Rounding out the bunch; Forensics puts you in the role of Doctor Naomi Kimishima, someone who you may recognize as the second doctor in Second Opinion. In this, you play a point-and-click adventure where you end up autopsying the body, and then trying to find out just how this person’s “torch” went out. It uses the very basic principles of Point and Click adventures, whilst doing all that it can to innovate the franchise and including it’s own little flair into things. If any of you have played the Phoenix Wright games, think of this mode as an upgraded version of that. The stories are compelling and fascinating, often throwing even experts of mystery off the scent, always having some sort of plot twist about the murder or some sort of underlying hint which all leads back to the main theme of Trauma Team, but…well, man.
This gameplay mode could possibly be my favourite part of it, simply based on the flair that they show here. The second case and the fourth case in particular are exceptionally brilliant, with talented writing and an absolutely wonderful idea seeping through the seems. If that’s not enough, the main character Naomi, is a fascinating woman. She says the most unusual things at times, and actually has the ability to hear the dying words of a corpse. This comes in handy during the cases, but more often than not, adds some sort of mystique element to the story. Knowing how someone died, and then unravelling it all…it’s exciting. There may not be a big reveal for any of these cases, but it’s the delivery of them all that is the killer aspect; which ultimately creates a gameplay mode in Trauma Team that I just can’t bring myself to complain about…especially when you enjoyed it as much as I did.
That’s the gameplay. However, I do need to have a special word about the final chapter of the game, because the plot for the custom illness and the way that it goes ahead and delivers this, with pretty powerful characterization and a very interesting flair for storytelling shine through over everything else, and that’s not even to touch on how they manage to combine everyone’s stories and abilities together, whilst putting in a tale about a tragedy and an epidemic. I didn’t see half of the things I expected here; they actually went above and beyond with their storytelling and made something that really is worthy of being it’s own game. All the gameplay styles come together in the way you’d expect; you diagnose the first victims, you treat hundreds of them as they arrive, you operate on a handful of the critical ones to save them, you analyse the corpses to find out what killed them and then you track down the source of it, thanks to Little Guy being in the FBI.

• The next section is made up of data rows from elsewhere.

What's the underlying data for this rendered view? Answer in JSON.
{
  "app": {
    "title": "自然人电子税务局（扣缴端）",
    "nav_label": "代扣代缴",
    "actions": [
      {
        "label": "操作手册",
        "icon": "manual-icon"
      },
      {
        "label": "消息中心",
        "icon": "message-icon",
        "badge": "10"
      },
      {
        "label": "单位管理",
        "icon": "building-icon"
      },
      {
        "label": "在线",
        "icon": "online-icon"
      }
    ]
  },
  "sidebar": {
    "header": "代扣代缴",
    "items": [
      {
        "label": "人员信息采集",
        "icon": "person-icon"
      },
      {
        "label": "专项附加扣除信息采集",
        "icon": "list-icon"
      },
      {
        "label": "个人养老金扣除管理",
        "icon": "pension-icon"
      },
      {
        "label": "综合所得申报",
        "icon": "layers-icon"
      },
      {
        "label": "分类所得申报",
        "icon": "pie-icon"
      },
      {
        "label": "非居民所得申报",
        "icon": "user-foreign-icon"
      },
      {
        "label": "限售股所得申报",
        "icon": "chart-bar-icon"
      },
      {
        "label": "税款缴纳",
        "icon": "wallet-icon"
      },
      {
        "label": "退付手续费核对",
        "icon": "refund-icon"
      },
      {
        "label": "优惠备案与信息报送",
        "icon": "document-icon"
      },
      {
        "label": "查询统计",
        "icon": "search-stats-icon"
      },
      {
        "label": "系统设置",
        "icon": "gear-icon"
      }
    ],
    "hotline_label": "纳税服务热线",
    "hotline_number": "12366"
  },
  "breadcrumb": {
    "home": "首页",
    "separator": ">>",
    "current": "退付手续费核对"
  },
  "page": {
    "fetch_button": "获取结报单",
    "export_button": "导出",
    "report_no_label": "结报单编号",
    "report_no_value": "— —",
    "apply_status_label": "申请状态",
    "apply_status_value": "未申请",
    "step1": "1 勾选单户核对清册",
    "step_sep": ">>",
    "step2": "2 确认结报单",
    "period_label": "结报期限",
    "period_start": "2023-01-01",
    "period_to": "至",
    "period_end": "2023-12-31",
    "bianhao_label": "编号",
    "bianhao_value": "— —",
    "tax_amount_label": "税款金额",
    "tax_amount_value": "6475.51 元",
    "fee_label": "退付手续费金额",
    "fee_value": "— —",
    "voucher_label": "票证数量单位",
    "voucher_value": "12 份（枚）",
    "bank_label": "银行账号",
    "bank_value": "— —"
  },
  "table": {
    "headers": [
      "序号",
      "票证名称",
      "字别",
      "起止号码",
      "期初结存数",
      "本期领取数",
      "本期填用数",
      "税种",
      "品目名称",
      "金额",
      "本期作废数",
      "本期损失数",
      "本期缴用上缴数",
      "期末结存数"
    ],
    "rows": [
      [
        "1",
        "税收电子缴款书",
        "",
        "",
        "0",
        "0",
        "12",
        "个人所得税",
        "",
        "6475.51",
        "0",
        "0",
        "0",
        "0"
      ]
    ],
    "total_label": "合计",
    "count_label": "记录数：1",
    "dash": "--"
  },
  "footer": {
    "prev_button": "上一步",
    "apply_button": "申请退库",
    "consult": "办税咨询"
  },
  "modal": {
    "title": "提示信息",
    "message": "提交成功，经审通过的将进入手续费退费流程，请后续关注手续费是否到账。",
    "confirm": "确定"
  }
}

When it boils down to it, Trauma Team takes the successful formula of the first two games, tones down the difficulty a little whilst still having the insane difficulty on higher rankings, and makes it into more of a story/experience than a game. It’s something that I really enjoyed going through, and something that i’d really recommend to anyone looking for an “unusual” Wii game…or one of those so called hidden gems.